=== Input ===
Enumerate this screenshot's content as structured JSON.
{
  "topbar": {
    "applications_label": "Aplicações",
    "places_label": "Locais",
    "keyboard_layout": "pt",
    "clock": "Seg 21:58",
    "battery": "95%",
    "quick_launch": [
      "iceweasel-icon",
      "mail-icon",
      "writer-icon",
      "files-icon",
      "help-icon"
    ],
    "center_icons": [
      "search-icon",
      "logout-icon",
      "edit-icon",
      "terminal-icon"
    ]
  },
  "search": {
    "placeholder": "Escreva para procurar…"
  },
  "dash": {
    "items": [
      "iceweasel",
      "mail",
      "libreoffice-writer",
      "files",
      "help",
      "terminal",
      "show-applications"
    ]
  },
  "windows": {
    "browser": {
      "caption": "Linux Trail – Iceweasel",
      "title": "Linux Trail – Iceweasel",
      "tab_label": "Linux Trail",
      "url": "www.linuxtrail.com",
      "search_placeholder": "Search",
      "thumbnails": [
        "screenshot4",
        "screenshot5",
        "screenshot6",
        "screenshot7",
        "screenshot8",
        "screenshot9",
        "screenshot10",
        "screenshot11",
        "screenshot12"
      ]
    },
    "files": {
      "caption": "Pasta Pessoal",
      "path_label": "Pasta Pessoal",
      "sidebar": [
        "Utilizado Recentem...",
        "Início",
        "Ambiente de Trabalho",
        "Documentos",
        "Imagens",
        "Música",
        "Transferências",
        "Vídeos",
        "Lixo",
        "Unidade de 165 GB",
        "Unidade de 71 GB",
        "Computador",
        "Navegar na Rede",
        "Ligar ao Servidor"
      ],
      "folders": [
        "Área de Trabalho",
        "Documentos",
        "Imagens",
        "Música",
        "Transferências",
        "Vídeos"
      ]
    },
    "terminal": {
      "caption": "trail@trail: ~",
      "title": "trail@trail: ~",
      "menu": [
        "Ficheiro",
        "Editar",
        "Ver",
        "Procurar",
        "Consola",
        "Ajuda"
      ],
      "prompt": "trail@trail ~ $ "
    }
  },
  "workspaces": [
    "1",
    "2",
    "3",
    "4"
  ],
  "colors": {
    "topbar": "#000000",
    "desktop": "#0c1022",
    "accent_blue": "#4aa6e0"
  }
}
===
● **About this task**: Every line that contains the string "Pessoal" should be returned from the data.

● **Task result**:
      "caption": "Pasta Pessoal",
      "path_label": "Pasta Pessoal",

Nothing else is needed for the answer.